don’t tell your mother
about the painting you have of a gun in the back of your room.
don’t tell her about the time you put into it
about how you made sure every edge was exact and every curve
linear. don’t make her watch you attach
shells to its edges so it looks
a little less vicious. don’t burn your wrist
with the hot glue gun. don’t draw a butterfly
with the glue
because that’s not the way the project is
supposed to go. don’t show your friends
the old scars on your skin because they’ll ask
if you’re seeing a special therapist
for that. don’t tell your mother
that when you think about the future you can feel your brain
cells popping and your organs churn up
vomit that you haven’t let loose since that
binge two years ago where you started
with Cheetos so you would know when you could finally
don’t tell your father
your depression is because of him, he doesn’t deserve that much credit.
don’t take a psychology class because your friends will expect you to be smart
and able to diagnose them for free. don’t mix your medications
with wine. don’t mix your birth control
with cigarettes. don’t mix your friends
with your people. don’t say goodbye
to your favorite teacher because if you don’t say
it’s the end, is it really over?
don’t message the boy you desperately
want to talk to, message the loser from your hometown
instead and meet him for a quickie in the back of his car. don’t let yourself
become hollow. don’t fill your cracks with sugar.
your bones won’t stick together with simple syrup.

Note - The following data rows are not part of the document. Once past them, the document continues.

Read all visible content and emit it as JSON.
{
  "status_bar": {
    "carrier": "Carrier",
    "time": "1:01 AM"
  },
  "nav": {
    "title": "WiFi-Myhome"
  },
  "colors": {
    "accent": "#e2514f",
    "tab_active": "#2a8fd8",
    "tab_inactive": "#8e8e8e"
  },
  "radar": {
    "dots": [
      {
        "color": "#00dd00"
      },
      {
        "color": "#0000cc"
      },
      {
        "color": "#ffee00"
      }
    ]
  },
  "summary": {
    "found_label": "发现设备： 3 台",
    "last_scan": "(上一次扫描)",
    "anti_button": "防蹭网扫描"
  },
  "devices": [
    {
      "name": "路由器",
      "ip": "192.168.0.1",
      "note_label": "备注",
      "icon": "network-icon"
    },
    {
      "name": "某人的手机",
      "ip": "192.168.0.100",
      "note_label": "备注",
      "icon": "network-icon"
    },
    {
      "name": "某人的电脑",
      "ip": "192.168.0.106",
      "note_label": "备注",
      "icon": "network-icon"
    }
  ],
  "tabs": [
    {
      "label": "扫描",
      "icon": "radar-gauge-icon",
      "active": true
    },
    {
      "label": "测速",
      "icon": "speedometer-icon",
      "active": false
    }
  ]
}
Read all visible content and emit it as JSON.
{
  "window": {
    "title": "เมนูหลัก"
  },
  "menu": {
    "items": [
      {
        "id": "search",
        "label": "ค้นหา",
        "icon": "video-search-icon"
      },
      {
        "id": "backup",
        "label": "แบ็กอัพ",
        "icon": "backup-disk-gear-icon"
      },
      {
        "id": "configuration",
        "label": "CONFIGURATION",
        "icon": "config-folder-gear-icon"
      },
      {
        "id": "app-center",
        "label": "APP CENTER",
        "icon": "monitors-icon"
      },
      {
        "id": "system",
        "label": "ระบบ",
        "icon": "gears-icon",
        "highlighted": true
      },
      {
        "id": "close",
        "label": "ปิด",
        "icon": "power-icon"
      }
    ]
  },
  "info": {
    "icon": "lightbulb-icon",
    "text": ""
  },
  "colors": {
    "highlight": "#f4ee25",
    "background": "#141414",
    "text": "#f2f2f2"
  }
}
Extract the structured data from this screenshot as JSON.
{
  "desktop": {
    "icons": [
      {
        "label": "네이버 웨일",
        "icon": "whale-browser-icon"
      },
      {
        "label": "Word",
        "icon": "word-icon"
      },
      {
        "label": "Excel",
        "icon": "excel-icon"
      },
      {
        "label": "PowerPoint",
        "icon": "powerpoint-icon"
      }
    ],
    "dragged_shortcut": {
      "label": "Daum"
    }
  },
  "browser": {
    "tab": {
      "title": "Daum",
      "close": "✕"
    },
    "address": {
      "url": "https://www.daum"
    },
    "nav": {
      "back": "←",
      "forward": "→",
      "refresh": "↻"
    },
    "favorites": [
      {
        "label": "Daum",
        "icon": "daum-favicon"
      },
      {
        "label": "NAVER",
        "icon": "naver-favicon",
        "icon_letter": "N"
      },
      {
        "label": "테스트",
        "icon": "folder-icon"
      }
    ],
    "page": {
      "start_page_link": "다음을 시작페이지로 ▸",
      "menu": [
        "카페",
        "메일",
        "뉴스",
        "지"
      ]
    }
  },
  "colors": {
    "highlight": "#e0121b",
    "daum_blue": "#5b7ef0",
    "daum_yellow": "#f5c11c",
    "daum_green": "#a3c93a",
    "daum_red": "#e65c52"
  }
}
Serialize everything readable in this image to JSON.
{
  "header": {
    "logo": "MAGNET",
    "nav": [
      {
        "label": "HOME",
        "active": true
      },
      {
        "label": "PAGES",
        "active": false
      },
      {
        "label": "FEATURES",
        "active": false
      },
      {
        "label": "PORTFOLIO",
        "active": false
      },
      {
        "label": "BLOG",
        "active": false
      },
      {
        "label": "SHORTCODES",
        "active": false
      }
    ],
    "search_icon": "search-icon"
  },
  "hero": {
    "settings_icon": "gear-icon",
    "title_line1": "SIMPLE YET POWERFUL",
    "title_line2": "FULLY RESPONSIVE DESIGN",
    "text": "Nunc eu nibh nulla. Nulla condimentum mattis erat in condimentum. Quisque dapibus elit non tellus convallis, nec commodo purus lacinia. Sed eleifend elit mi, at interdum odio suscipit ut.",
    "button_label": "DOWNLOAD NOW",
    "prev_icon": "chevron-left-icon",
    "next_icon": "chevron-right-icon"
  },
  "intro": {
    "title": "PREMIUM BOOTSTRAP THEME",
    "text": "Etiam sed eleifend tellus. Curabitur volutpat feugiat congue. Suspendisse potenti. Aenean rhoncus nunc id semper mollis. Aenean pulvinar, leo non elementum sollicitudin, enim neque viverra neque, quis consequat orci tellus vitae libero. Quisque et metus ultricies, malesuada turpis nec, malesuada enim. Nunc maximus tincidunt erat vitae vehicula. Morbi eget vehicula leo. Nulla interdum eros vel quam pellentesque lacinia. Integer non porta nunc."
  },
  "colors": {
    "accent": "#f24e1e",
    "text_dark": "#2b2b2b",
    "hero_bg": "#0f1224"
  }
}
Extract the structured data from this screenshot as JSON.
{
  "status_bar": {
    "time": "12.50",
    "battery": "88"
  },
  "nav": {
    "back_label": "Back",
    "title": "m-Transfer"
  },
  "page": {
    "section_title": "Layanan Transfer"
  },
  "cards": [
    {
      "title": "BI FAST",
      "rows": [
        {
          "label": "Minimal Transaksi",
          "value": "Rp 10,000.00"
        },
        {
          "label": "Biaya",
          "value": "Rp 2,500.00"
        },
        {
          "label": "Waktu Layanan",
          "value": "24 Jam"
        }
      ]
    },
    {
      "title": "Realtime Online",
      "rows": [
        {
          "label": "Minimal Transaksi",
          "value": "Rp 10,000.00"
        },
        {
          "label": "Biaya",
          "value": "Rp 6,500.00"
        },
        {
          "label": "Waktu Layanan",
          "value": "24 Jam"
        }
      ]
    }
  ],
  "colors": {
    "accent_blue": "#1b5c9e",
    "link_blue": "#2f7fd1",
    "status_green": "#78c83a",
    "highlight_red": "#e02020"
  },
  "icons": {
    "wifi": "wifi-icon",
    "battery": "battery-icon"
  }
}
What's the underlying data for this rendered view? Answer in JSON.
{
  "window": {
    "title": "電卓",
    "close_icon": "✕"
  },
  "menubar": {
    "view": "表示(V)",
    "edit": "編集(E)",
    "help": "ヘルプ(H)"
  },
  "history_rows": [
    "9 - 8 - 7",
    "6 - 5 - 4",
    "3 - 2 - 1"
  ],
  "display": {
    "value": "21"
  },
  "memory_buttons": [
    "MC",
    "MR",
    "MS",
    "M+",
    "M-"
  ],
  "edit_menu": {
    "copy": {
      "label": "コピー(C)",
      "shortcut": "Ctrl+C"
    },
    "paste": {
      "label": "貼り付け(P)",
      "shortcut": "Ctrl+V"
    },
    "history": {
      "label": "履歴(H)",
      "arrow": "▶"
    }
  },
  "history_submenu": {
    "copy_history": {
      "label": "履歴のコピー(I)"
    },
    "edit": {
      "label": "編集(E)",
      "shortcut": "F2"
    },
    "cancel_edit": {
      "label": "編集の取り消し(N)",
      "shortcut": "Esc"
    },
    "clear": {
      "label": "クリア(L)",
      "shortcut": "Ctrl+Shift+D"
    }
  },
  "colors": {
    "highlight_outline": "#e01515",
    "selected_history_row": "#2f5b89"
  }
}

S. Makai Andrews is a senior at Interlochen Arts Academy, born and raised in Los Angeles, California. Her work has been recognized in multiple genres in the Scholastic Arts and Writing Competition, as well as the 2015 Charles Crupi Memorial Poetry Contest, and has been published in The Noisy Island, Teenage Wasteland, and Lip Magazine, among others. In the future she hopes to further her studies in creative writing and psychology.